It's very important to keep babies out of direct sunlight. The Cancer Society recommends babies under 12 months are kept away from direct sunlight. Some parents think you need to expose babies bottoms to the sun when they have nappy rash, but they really just need fresh air, not sunlight. There is a much higher risk of sun damage when children are young, so it’s critical we are vigilant in using shade, applying suncream and covering them up.
What about Vitamin D?
Vitamin D is important for bone, muscle and brain health. During daylight saving months, New Zealand’s high UVR levels mean that even when babies are outdoors for short periods (before 10am and after 4pm), they are likely to receive enough ultraviolet radiation exposure to maintain healthy vitamin D levels. In winter, it is generally safe and advisable for infants to spend some time in the sun.
What are the common pitfalls to watch out for when children are in the sun?
- Thinking you don’t need to worry when it’s cloudy. UV comes through the clouds. From September to April everyone needs to be sunsmart especially between 10am and 4pm.
- Forgetting to re-apply suncream every two hours or after swimming.
- Just relying on suncream. It needs to be a combination of things: seek out shade, put on wide brim hats to protect face, ears and neck and cover up with clothing.

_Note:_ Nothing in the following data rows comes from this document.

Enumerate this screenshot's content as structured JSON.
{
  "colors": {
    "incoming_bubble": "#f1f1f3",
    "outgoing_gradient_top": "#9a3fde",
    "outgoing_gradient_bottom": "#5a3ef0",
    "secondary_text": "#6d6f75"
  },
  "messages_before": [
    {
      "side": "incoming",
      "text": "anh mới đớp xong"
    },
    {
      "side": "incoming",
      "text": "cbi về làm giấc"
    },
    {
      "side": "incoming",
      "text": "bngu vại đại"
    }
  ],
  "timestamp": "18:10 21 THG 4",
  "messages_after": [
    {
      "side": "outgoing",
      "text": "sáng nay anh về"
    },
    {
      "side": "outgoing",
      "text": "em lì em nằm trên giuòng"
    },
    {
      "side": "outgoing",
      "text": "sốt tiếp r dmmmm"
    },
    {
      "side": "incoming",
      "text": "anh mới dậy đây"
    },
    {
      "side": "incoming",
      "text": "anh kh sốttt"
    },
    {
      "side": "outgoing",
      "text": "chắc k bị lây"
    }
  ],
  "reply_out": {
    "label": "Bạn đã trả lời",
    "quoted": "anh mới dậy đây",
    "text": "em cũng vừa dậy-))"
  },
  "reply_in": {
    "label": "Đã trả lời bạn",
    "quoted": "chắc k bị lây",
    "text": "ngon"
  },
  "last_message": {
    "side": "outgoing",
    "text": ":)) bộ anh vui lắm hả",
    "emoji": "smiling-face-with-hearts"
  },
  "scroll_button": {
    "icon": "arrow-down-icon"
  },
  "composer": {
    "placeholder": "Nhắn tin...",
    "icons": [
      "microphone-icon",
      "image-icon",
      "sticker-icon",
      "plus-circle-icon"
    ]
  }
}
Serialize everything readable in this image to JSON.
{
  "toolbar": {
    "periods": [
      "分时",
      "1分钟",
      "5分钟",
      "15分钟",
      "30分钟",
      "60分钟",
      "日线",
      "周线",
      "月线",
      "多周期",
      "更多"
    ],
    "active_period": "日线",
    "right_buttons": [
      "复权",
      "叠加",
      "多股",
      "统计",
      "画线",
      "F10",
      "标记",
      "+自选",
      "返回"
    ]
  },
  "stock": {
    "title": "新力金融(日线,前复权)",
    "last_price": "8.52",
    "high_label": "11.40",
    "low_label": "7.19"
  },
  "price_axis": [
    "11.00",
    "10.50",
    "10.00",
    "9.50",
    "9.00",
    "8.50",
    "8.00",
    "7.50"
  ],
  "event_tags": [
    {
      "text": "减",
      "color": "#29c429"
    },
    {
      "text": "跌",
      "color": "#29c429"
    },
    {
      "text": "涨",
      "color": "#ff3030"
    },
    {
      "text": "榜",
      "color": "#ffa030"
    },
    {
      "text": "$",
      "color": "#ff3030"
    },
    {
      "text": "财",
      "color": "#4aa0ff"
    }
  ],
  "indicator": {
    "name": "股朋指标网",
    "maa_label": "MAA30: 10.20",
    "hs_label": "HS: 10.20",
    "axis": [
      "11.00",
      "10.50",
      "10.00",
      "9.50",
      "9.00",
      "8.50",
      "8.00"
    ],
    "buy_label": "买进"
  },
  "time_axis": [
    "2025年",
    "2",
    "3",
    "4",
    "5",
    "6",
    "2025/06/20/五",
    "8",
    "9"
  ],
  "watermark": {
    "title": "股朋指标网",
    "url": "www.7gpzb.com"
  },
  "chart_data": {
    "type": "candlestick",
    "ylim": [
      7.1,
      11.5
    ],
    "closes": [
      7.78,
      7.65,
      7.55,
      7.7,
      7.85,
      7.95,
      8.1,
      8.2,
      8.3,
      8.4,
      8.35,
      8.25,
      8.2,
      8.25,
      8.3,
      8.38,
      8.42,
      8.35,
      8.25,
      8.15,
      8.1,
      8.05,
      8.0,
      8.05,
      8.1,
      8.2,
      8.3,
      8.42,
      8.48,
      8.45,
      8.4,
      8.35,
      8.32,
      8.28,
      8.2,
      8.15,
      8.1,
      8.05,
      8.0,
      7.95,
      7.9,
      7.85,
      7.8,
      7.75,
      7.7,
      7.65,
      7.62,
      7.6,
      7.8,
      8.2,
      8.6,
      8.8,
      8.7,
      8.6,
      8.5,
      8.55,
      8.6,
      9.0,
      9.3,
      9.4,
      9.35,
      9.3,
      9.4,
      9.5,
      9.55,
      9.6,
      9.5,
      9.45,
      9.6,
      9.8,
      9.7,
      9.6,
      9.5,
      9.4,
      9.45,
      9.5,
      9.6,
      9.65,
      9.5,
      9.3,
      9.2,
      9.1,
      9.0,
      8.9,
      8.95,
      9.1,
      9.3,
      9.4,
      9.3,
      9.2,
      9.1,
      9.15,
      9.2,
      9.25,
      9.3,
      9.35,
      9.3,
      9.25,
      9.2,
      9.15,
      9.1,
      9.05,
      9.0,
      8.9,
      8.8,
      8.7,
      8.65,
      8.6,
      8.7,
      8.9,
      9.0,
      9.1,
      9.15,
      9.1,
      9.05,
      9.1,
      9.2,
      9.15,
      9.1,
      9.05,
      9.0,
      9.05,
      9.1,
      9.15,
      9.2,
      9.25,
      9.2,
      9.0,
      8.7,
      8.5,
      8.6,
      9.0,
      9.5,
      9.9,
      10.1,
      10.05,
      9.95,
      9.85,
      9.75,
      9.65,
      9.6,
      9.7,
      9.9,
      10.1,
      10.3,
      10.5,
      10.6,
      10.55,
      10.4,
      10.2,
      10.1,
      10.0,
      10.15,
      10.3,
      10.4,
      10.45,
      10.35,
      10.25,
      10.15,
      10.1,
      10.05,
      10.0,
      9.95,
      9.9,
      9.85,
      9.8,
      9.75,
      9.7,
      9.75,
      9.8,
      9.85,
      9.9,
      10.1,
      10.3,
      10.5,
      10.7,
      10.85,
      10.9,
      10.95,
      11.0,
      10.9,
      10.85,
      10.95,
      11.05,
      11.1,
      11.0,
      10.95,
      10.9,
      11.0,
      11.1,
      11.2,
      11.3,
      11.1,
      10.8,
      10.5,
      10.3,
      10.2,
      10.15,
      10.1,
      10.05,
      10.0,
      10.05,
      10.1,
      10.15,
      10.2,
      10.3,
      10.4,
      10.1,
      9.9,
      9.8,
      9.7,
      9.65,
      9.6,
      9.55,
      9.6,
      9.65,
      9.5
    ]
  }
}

- Suncream SPF 30+ and above should be used.
How quickly can children get sunburnt in the New Zealand sun?
It takes just a few minutes for children to get sunburnt. UV radiation can penetrate light cloud and parents often get caught out because they can’t feel the heat.
How long does suncream last?
If stored well in a cool dry place suncream can last for a few years. But people need to check the expiry dates and follow the manufacturers storage instructions.
What is the Cancer Society doing to promote sun safety in early childhood?
We are currently testing an Early Childhood Service Resource. This will provide educators and nannies with information and knowledge, so they have more of an understanding about UV and how it works. This will give them sunsmart confidence and will be able to be used as part of their Professional Development progamme.
- Skin cancers are the most common type of cancer in New Zealand.
- Approximately 67,000 non-melanoma skin cancers are treated each year.
- There were 486 notified deaths from skin cancers in 2012 (Ministry of Health, 2015).